TASK OBJECTIVE:
If a line holds the word "Size", copy it from the entries.

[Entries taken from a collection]

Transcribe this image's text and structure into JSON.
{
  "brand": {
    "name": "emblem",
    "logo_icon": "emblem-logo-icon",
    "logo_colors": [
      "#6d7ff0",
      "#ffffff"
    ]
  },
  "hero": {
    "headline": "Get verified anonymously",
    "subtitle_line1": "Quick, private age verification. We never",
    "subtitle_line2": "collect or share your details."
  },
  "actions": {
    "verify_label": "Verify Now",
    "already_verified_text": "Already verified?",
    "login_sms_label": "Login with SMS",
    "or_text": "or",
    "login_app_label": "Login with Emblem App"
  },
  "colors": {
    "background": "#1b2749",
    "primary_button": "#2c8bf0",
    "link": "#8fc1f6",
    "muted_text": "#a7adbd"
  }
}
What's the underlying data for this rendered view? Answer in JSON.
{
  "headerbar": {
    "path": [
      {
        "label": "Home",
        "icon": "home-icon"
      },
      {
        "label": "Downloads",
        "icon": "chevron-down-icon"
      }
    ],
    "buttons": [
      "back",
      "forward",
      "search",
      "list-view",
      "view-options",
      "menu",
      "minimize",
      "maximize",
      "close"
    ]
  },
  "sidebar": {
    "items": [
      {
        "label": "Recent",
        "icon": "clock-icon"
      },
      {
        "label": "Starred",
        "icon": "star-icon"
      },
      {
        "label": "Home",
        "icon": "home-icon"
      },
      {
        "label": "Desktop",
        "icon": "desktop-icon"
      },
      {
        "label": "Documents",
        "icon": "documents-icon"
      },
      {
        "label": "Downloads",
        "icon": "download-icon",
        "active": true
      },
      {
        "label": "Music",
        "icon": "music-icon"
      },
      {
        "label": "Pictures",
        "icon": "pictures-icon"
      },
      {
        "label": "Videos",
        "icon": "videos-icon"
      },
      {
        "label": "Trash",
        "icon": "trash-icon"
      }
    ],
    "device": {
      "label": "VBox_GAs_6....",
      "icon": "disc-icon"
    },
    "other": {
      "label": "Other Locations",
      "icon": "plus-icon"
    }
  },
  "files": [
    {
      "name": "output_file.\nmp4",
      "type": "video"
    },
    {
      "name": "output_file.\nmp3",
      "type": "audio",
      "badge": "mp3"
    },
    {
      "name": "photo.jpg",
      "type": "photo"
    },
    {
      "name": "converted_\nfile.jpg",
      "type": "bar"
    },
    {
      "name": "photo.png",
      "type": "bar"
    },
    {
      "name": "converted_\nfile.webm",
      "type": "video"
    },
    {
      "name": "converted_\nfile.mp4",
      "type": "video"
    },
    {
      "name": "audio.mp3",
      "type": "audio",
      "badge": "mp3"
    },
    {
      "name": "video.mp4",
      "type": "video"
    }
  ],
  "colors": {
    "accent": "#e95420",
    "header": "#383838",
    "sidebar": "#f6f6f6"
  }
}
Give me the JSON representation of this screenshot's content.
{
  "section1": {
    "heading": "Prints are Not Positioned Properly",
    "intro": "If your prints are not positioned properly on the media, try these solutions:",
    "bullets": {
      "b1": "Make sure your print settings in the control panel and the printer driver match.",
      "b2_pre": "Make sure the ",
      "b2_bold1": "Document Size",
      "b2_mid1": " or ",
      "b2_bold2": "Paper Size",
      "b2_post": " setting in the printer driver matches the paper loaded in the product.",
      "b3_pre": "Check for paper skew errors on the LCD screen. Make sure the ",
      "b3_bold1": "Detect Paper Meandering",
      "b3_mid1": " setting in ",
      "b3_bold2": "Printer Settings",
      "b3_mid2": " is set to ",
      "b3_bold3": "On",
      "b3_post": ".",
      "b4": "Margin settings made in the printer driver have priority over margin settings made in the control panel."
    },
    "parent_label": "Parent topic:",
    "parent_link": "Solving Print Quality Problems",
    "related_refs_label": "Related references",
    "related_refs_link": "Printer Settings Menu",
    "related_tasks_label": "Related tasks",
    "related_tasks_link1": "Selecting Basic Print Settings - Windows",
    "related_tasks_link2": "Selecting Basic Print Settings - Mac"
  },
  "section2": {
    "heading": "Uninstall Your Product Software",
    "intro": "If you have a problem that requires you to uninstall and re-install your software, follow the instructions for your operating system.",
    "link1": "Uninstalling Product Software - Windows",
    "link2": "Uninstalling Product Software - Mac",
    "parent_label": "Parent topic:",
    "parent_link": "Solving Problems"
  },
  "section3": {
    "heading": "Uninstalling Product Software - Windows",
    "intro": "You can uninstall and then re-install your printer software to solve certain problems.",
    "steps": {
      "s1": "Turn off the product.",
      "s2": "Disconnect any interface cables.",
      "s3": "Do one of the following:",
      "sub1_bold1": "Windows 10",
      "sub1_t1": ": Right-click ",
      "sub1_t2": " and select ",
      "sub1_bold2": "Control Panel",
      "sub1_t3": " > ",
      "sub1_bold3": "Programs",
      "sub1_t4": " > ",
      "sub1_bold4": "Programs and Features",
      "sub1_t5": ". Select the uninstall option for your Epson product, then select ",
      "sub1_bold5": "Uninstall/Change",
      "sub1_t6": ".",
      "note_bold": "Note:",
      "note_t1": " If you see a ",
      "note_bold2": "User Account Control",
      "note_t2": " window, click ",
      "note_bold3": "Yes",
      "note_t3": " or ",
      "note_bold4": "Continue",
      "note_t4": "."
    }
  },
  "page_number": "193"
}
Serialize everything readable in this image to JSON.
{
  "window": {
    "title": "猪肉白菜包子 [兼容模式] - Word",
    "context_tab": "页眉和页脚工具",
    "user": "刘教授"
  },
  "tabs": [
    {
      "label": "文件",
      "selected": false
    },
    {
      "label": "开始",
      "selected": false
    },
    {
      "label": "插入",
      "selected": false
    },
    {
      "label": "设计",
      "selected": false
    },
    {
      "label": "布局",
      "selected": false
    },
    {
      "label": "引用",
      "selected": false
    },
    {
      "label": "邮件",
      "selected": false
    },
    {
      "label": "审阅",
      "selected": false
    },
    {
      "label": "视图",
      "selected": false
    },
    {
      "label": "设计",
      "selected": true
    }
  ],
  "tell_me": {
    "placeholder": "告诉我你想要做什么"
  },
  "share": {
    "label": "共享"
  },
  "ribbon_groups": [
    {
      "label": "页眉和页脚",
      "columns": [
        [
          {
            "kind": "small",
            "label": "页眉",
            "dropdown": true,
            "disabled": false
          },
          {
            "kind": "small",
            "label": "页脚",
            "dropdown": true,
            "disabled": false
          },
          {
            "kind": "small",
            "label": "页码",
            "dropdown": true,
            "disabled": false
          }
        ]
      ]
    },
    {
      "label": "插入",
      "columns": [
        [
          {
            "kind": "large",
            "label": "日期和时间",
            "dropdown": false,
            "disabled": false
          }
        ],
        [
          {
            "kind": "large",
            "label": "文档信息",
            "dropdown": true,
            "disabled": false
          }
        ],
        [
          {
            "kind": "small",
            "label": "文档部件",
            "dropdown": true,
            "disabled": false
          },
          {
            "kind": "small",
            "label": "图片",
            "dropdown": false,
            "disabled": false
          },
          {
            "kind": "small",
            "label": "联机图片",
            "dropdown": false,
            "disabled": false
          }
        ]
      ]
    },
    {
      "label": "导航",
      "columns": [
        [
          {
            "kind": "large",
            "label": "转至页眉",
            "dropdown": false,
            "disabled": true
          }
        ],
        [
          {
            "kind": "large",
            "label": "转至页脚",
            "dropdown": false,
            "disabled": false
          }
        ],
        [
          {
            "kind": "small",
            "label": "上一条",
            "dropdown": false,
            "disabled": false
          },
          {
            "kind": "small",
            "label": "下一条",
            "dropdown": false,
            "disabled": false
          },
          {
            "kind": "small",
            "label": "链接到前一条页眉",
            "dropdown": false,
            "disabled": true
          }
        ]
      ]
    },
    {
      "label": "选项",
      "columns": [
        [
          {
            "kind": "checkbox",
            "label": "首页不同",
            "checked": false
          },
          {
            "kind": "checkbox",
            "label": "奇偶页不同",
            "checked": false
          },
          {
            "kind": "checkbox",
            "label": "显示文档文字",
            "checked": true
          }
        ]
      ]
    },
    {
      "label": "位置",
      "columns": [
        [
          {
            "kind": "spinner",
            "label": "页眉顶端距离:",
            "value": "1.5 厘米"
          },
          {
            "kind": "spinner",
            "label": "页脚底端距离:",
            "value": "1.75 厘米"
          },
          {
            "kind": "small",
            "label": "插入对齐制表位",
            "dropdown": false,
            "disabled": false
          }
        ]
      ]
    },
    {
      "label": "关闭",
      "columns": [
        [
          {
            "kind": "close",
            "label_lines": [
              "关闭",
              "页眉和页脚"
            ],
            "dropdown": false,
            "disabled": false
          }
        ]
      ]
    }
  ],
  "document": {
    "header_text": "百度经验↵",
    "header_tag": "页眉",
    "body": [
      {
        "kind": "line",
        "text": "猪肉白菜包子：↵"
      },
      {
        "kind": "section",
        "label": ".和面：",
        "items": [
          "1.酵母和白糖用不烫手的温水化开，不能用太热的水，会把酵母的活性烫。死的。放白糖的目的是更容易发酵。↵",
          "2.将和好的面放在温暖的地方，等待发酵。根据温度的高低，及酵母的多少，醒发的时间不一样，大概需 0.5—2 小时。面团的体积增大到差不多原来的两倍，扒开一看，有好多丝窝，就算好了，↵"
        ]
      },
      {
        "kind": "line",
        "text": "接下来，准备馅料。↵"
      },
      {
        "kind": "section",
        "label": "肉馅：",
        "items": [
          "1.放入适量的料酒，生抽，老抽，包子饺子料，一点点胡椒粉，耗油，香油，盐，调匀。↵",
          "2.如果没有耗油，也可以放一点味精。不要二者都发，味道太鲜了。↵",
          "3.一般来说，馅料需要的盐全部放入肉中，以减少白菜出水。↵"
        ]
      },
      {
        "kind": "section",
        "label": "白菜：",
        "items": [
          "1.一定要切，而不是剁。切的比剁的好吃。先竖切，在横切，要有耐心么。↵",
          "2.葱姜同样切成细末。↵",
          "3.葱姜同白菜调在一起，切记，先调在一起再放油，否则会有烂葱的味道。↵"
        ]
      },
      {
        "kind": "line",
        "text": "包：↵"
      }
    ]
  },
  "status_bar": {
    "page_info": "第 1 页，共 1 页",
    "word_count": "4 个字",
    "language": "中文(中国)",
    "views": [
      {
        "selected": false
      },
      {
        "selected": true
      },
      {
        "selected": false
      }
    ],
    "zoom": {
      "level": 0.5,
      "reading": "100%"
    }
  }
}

ANSWER TO THIS PROBLEM:
      "b2_bold1": "Document Size",
      "b2_bold2": "Paper Size",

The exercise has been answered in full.